The first shipment of COVID-19 vaccines is on track to be delivered to Canada next week pending approval from Health Canada, Prime Minister Justin Trudeau revealed Monday December 7.
“This will move us forward on our whole timeline of vaccine rollout,” Trudeau said during a media briefing in Ottawa.
Up to 249,000 doses of the Pfizer Inc. (NYSE:PFE) vaccine will initially be distributed at 14 urban vaccination centres this month.
“Once we’re comfortable with that process, we will expand deliberately into other areas in full co-ordination with provinces and territories,” former Canadian NATO commander Maj.-Gen. Dany Fortin, who’s leading the National Operations Centre for vaccine distribution, said during the briefing.
He said it would likely take a day or two between the time the vaccines are distributed to sites and when a patient can receive their first dose.
This development comes the same day dry runs for vaccine distribution are set to begin for Canada.
Deputy chief public health officer Dr. Howard Njoo said last week early distribution of COVID-19 vaccines is expected to begin in early 2021, however, the country will only be able to vaccinate three million Canadians in the early goings.
“I want to assure you that millions and millions of vaccines will continually flow into this country once they are approved by Health Canada,” Public Services and Procurement Minister Anita Anand said during the media briefing.
Canada does not have any manufacturing capacity for the mRNA vaccines — a brand-new technology for vaccine development — that have been garnering attention in recent weeks for their high rates of efficacy.
And Ottawa faces numerous logistical hurdles distributing the doses across the country, including the need for ultra-cold storage for specific vaccines, reaching remote communities and co-ordination between different levels of government.
Ottawa has secured or is in the midst of securing 429 million vaccine doses from seven companies.
For the country of 38 million, it may look like overkill but Trudeau has said previously it was a measure meant to mitigate potential logistical problems if some vaccines don’t work out.
“We know that there is a tremendous amount of uncertainty in terms of which vaccines were going to arrive first, which ones were going to be able to be manufactured quickly.
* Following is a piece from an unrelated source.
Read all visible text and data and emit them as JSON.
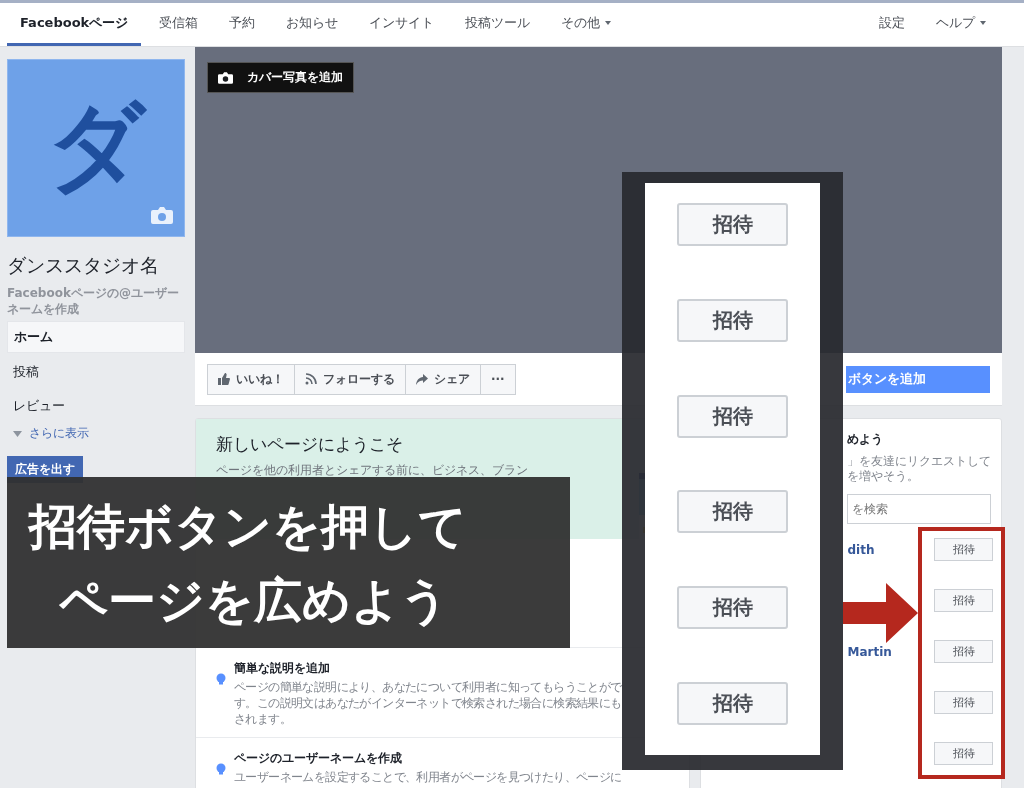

These were always built into our processes as possibilities,” he said during the Monday briefing.
“But let us remember at the beginning there will be smaller amounts of vaccines because we are both setting up our delivery mechanisms but also because manufacturers are limited in what they’re able to produce.”
The government will be ensuring that vaccines are distributed to 205 points of use across the country on a per capita basis as the vaccination plans scale up in the coming weeks and months.
The Pfizer vaccine requires that it’s maintained in freezers at temperatures as low as -80C.
Those vaccines will be delivered directly by the manufacturer to the places of vaccination.
The competing Moderna Inc. (NYSE:MRNA) vaccine, which requires freezing of -20C, will be delivered from the manufacturer by a federally contracted logistics service provider to points of delivery within provinces and territories.
The federal government has secured freezers to facilitate those deliveries.
Both those vaccines require that patients are dosed twice, with doses coming about a month apart.
So while 249,000 doses may be delivered to Canada in December, that does not mean a quarter-million Canadians would immediately be at less risk of contracting the novel coronavirus upon that first dose.